BEGIN

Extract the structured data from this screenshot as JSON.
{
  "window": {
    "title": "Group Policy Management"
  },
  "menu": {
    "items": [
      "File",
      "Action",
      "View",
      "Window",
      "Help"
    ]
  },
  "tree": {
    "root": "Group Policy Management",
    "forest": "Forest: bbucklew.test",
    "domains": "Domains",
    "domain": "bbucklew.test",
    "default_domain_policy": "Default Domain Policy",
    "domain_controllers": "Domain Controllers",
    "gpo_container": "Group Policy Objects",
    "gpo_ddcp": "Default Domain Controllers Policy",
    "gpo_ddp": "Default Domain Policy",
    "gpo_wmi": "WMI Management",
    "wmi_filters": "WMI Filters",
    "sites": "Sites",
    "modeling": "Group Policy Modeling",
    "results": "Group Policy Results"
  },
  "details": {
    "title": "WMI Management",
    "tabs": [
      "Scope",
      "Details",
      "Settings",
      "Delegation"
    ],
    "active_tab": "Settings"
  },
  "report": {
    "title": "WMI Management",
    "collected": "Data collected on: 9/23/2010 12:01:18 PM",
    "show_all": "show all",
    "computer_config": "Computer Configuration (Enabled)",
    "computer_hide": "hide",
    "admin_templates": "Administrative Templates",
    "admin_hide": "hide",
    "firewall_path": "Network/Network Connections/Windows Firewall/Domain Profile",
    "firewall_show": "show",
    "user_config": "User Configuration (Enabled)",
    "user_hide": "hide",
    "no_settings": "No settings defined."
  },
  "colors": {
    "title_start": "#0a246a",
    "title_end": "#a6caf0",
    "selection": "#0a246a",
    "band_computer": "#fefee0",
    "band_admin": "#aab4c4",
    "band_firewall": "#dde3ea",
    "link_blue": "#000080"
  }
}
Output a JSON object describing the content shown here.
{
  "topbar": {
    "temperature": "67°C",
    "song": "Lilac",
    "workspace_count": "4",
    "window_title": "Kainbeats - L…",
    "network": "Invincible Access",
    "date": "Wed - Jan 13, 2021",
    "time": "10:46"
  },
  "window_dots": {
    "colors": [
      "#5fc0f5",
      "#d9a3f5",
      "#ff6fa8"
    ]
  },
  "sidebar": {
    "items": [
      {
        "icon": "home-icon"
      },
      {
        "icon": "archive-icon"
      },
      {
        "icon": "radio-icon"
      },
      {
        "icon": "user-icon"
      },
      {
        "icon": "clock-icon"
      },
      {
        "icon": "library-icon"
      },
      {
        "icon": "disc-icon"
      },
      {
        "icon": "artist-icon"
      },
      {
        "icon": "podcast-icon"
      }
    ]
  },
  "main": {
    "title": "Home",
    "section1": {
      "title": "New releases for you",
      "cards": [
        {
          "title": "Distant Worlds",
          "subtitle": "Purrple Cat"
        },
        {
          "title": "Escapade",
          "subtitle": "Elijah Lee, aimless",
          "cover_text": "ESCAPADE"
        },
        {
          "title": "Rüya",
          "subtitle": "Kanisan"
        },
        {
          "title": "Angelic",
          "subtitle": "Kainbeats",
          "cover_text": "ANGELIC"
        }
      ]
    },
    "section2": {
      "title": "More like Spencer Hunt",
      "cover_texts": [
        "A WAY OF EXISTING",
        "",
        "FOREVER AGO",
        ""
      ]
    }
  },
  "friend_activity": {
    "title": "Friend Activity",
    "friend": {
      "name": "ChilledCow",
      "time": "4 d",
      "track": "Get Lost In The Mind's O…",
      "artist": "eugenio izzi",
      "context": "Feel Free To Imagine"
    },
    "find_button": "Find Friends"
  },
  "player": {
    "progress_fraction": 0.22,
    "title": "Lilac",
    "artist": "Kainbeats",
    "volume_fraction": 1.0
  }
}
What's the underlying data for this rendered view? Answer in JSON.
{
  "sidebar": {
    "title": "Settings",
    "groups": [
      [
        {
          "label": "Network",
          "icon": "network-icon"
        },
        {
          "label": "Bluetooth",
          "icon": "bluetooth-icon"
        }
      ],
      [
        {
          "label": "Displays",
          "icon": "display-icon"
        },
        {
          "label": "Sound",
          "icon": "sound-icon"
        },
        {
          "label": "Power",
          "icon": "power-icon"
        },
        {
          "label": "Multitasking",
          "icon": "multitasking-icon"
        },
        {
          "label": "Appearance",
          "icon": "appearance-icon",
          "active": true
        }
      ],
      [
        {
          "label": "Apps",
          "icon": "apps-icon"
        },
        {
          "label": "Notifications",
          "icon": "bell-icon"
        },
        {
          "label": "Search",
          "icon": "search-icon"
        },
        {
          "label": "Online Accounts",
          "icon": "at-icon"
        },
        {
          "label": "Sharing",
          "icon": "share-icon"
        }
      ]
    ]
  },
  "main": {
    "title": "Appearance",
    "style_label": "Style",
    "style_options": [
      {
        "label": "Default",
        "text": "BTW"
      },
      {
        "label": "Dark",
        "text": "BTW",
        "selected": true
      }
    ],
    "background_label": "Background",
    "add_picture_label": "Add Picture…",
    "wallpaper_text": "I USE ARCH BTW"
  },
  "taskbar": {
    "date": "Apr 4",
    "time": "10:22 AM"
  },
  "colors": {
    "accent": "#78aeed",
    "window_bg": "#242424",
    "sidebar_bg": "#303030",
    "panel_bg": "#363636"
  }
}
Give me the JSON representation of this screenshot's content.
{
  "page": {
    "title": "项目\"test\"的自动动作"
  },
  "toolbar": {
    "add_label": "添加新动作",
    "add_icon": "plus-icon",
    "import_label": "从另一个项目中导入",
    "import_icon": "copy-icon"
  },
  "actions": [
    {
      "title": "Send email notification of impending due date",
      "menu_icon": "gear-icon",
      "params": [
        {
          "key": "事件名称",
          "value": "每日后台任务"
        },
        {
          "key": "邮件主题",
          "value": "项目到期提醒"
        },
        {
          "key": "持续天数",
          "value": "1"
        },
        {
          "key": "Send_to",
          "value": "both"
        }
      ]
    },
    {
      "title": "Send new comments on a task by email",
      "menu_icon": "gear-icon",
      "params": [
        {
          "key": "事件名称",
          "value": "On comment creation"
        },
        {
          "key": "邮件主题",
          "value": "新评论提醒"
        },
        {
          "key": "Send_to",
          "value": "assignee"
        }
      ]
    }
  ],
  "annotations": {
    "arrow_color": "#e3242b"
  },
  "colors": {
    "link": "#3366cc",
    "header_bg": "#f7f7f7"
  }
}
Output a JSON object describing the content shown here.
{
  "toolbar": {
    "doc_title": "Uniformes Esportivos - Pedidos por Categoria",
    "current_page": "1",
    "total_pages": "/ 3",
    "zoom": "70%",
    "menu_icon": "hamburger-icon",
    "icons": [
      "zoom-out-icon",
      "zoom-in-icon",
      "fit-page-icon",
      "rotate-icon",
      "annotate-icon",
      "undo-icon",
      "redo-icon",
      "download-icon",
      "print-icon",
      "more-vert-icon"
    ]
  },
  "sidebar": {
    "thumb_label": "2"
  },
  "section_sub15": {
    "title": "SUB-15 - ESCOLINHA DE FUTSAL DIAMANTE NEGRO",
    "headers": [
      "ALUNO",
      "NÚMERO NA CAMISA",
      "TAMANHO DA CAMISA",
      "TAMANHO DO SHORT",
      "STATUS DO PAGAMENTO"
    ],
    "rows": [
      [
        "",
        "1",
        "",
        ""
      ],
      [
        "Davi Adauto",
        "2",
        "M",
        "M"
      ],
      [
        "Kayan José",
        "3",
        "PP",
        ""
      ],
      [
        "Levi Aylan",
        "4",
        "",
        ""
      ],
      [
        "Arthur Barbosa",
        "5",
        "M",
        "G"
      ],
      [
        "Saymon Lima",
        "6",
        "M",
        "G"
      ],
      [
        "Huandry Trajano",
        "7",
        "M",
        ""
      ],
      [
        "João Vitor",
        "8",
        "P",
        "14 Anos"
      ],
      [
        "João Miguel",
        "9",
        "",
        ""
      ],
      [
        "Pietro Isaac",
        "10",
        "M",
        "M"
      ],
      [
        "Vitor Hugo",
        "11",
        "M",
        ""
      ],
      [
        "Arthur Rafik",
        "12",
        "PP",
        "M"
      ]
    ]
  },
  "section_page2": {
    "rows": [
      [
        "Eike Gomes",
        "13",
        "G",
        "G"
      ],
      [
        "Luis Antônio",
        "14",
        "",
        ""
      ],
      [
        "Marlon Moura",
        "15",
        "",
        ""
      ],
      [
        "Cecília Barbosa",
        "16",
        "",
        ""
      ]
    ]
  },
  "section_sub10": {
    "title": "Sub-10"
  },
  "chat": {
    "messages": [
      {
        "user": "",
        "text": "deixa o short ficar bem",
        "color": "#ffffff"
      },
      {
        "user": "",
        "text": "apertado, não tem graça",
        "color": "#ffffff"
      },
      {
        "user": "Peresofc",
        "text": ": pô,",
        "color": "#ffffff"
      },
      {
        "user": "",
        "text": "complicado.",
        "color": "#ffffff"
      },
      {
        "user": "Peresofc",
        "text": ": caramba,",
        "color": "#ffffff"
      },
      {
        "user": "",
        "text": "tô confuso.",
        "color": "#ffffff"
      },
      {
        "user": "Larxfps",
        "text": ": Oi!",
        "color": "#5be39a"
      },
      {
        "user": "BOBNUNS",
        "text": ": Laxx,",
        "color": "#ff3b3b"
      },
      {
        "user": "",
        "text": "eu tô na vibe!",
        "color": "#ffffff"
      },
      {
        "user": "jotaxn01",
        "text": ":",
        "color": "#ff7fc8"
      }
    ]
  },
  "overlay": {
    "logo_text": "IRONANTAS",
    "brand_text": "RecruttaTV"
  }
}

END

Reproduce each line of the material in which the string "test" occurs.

    "forest": "Forest: bbucklew.test",
    "domain": "bbucklew.test",
    "title": "项目\"test\"的自动动作"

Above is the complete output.